Material for this task
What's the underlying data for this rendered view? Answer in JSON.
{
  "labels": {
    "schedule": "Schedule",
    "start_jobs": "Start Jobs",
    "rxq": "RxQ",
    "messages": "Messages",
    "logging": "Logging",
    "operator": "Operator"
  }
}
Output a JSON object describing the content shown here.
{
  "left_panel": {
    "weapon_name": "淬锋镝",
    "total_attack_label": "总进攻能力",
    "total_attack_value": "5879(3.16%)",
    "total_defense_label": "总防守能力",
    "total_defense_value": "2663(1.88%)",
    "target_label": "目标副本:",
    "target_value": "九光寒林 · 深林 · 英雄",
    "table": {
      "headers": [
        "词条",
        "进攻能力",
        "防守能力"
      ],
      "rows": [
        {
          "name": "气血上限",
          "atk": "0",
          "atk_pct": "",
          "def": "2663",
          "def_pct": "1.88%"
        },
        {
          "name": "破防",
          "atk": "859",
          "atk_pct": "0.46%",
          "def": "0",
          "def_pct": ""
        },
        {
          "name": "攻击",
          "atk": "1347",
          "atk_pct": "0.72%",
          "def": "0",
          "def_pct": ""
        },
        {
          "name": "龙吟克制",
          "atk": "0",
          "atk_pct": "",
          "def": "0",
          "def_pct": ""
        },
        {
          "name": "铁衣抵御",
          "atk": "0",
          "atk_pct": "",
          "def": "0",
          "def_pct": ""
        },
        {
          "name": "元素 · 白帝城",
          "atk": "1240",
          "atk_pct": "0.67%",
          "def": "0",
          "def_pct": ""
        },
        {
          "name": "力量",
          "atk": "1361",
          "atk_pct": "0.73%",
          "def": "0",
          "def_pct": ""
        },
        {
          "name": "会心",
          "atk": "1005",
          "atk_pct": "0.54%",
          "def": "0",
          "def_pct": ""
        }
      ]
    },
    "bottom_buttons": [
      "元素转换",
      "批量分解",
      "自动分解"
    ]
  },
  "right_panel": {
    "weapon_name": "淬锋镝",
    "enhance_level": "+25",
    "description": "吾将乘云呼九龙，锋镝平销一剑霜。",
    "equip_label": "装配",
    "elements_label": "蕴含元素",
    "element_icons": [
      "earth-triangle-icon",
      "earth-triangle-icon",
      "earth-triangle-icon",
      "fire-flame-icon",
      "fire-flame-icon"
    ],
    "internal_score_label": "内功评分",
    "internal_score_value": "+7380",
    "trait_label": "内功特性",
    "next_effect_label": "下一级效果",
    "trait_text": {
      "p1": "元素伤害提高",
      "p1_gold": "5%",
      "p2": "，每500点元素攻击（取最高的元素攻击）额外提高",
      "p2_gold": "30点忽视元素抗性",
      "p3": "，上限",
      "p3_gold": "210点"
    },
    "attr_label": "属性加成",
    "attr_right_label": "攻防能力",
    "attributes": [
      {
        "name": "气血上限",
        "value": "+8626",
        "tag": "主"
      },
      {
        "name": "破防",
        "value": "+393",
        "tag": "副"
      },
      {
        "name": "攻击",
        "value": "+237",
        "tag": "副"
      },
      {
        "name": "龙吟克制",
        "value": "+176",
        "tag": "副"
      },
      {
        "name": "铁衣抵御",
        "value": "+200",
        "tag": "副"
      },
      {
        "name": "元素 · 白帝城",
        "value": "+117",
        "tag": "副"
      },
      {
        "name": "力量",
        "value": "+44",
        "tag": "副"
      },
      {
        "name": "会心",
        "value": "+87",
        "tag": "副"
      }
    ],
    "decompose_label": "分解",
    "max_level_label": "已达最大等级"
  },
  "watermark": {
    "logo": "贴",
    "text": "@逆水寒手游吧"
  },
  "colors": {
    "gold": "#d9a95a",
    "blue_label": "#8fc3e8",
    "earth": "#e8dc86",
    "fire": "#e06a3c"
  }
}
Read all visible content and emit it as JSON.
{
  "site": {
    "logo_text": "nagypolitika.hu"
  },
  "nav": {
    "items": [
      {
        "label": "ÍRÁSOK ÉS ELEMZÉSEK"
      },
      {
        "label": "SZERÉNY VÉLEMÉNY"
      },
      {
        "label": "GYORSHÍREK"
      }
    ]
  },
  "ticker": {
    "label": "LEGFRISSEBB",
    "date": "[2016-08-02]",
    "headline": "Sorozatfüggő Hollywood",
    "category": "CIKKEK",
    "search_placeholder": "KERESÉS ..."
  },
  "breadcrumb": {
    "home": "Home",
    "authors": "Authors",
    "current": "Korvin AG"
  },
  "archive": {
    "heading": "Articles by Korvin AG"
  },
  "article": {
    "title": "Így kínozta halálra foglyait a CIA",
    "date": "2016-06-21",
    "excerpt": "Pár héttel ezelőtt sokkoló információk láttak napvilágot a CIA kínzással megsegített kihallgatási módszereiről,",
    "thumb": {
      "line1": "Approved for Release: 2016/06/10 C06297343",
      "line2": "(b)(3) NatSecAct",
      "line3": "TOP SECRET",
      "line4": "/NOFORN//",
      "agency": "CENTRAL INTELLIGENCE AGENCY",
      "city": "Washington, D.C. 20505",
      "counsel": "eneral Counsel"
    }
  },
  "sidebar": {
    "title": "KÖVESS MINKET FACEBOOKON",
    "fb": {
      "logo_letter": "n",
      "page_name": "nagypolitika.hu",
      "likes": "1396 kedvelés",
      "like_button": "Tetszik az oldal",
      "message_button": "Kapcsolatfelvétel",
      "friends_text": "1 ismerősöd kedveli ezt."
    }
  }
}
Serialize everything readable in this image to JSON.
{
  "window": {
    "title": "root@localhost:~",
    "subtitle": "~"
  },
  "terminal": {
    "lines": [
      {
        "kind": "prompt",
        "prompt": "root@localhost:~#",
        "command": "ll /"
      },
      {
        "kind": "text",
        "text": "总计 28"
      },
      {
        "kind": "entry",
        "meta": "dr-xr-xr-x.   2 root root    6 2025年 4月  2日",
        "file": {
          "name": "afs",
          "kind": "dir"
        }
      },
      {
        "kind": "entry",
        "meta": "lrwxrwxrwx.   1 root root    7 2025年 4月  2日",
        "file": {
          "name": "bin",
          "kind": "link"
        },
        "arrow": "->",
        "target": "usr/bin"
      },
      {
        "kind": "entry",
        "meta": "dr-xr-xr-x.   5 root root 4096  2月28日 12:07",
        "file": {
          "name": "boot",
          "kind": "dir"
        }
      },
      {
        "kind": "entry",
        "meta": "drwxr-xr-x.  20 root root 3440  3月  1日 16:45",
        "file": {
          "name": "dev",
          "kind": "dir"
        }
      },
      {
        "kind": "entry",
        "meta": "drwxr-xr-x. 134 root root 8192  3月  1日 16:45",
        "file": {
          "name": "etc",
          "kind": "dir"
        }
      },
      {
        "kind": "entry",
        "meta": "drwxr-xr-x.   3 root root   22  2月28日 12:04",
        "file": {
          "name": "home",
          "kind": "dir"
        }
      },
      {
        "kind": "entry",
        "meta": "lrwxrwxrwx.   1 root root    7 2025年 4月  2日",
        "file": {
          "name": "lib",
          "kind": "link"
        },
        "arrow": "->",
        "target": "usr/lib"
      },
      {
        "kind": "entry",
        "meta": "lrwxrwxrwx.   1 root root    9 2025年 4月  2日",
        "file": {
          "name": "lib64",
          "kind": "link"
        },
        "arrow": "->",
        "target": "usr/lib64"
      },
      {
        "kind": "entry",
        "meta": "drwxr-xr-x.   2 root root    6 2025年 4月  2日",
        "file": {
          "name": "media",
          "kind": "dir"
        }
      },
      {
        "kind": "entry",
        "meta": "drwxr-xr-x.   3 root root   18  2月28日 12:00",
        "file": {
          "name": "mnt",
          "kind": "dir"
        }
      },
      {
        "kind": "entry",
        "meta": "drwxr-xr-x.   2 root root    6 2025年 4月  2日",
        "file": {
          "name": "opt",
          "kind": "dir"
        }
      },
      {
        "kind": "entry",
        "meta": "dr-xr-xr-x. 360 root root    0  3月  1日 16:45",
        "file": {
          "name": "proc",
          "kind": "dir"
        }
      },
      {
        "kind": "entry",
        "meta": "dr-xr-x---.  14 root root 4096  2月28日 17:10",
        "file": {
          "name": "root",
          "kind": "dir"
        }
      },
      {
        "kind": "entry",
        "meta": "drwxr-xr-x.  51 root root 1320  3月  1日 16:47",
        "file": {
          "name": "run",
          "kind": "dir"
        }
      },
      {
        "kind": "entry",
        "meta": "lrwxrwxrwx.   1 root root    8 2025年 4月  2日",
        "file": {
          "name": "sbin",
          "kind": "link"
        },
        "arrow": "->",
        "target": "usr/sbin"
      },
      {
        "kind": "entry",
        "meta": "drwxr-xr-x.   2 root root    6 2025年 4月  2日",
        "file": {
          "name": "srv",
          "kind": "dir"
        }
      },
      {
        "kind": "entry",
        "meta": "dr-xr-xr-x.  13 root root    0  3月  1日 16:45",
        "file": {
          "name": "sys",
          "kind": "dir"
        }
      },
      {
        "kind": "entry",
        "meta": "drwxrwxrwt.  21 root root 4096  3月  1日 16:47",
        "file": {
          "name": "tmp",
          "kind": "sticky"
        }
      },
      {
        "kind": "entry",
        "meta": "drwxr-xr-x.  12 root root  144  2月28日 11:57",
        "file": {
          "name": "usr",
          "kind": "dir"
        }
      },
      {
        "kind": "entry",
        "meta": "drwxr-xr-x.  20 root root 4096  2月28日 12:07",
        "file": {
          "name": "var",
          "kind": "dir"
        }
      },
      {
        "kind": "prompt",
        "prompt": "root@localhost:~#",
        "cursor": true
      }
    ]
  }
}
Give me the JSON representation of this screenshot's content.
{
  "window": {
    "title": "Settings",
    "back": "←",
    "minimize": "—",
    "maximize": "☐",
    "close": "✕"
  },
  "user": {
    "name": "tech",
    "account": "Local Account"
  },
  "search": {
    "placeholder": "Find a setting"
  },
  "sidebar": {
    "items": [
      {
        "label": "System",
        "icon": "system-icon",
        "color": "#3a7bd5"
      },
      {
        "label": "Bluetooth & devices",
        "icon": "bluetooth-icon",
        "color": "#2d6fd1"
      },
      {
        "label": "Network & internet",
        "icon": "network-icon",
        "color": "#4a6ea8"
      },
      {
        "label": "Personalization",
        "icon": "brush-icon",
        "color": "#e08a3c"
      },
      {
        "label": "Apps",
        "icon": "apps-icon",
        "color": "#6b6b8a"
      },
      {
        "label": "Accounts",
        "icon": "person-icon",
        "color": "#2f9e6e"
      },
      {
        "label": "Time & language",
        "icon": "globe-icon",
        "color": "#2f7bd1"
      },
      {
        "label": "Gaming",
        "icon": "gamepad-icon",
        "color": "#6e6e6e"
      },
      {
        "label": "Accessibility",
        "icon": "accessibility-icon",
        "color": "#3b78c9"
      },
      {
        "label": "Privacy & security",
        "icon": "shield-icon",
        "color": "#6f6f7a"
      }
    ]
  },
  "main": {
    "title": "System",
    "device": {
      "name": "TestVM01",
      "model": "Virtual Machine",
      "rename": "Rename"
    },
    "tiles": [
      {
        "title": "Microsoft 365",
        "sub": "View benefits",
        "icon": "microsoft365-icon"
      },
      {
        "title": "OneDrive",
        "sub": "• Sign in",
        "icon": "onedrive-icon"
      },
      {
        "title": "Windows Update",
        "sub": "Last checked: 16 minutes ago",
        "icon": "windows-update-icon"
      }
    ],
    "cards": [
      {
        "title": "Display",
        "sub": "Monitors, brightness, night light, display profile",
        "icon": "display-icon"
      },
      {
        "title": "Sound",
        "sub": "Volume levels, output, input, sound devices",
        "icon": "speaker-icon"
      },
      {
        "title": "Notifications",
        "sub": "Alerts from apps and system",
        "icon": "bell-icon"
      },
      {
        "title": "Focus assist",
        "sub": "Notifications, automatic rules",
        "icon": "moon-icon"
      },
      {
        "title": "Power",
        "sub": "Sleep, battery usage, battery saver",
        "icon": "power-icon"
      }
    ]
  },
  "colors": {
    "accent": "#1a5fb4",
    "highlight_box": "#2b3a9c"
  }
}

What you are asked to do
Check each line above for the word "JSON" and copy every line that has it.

Output for this task
What's the underlying data for this rendered view? Answer in JSON.
Output a JSON object describing the content shown here.
Read all visible content and emit it as JSON.
Serialize everything readable in this image to JSON.
Give me the JSON representation of this screenshot's content.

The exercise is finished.